— Exercise —
Go through the listing below. Copy each line that has the string "neighbors".

┌──

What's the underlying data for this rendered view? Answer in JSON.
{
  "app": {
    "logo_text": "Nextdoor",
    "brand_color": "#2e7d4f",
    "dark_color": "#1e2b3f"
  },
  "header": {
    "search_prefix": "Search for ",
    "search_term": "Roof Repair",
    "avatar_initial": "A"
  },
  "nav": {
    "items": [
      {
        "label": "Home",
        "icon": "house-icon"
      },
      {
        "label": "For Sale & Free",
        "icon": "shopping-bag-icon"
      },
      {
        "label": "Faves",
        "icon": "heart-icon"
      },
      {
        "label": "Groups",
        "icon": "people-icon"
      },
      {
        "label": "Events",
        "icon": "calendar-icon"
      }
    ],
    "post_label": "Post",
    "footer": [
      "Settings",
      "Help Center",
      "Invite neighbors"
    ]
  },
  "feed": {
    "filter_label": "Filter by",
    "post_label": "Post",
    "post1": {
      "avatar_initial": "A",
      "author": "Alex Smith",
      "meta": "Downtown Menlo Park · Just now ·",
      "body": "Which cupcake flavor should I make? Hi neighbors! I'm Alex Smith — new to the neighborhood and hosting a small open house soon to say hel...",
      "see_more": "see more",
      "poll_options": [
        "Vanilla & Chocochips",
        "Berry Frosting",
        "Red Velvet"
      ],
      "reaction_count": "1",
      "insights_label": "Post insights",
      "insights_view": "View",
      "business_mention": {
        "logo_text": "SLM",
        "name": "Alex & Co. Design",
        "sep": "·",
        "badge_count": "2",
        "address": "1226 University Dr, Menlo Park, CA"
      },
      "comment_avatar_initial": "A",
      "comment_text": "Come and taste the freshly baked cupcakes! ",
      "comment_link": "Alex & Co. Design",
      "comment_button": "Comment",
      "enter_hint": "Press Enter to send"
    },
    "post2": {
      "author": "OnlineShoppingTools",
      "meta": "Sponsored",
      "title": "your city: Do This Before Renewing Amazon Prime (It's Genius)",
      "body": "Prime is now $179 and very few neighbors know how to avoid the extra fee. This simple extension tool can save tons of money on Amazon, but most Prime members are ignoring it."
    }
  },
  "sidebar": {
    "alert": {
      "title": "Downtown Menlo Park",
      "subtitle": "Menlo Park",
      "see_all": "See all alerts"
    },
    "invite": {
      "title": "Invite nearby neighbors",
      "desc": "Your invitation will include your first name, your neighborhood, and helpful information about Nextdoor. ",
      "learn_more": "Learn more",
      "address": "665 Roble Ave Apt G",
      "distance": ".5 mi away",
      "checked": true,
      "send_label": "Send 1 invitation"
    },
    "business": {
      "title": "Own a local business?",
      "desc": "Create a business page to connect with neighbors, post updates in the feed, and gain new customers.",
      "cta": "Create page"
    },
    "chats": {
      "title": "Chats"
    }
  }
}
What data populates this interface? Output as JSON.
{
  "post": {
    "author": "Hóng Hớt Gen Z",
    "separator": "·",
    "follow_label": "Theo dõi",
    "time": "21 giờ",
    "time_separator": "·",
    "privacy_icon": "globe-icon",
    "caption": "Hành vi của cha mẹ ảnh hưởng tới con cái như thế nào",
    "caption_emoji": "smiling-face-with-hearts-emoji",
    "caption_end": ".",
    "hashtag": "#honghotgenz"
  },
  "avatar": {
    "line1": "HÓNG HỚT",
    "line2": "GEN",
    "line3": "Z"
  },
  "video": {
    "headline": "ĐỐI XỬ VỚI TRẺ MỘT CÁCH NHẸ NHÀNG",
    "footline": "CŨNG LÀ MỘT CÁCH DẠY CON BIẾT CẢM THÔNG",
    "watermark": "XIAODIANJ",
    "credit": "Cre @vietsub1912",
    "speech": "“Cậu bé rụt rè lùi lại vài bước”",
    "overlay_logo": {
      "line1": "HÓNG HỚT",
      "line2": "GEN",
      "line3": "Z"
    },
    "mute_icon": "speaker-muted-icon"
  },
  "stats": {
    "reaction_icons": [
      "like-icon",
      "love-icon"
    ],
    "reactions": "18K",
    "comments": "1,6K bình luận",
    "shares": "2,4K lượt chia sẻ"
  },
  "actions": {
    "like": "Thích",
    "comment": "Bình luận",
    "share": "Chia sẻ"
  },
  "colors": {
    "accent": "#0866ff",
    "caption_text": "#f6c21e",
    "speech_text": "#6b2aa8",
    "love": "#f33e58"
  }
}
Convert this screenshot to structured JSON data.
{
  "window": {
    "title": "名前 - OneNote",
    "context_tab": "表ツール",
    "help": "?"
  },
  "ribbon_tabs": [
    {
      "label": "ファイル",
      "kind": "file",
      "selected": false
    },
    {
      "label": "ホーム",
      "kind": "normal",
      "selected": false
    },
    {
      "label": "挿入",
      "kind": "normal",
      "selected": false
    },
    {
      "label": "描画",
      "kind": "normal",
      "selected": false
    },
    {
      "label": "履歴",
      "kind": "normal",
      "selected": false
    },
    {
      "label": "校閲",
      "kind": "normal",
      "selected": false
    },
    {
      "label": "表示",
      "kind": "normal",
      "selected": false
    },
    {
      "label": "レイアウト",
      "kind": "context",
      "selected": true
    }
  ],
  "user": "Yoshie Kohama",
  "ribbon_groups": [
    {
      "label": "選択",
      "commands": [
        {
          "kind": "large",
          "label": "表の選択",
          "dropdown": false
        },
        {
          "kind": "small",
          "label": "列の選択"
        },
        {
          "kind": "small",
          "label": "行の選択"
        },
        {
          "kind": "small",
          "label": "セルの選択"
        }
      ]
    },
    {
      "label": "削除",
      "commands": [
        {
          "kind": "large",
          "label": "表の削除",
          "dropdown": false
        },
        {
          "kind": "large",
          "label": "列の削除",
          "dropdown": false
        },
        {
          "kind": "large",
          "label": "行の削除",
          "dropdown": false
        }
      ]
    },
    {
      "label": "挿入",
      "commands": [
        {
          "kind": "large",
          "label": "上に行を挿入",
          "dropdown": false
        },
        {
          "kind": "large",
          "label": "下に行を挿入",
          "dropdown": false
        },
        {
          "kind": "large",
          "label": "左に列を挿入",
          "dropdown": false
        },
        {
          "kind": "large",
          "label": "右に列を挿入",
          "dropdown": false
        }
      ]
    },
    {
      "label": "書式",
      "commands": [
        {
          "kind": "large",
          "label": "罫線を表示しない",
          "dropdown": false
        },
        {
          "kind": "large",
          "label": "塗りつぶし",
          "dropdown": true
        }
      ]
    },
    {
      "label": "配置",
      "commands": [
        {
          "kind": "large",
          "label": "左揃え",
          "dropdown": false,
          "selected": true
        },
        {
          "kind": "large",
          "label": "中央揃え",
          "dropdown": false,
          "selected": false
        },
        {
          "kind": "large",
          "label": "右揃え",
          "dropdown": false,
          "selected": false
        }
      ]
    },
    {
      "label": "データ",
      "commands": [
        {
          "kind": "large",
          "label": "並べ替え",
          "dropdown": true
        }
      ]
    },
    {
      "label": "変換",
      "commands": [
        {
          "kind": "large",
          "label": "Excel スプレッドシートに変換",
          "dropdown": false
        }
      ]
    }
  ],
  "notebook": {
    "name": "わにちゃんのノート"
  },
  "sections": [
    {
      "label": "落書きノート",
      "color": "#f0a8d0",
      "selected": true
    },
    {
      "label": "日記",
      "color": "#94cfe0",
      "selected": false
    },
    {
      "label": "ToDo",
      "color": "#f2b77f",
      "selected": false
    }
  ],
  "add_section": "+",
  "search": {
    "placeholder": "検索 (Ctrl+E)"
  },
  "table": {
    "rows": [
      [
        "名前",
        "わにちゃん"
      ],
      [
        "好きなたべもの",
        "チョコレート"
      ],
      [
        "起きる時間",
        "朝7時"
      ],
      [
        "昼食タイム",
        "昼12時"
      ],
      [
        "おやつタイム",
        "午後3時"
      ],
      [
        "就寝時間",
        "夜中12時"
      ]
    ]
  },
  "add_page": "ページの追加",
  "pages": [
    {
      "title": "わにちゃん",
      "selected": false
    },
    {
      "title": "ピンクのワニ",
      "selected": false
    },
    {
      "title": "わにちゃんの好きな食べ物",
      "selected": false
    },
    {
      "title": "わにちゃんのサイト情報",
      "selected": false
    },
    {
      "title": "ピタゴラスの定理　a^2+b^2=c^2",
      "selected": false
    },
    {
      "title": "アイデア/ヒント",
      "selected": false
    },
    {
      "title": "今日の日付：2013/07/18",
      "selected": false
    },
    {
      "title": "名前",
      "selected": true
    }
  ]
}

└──

— Result of the task —
      "Invite neighbors"
      "body": "Which cupcake flavor should I make? Hi neighbors! I'm Alex Smith — new to the neighborhood and hosting a small open house soon to say hel...",
      "body": "Prime is now $179 and very few neighbors know how to avoid the extra fee. This simple extension tool can save tons of money on Amazon, but most Prime members are ignoring it."
      "title": "Invite nearby neighbors",
      "desc": "Create a business page to connect with neighbors, post updates in the feed, and gain new customers.",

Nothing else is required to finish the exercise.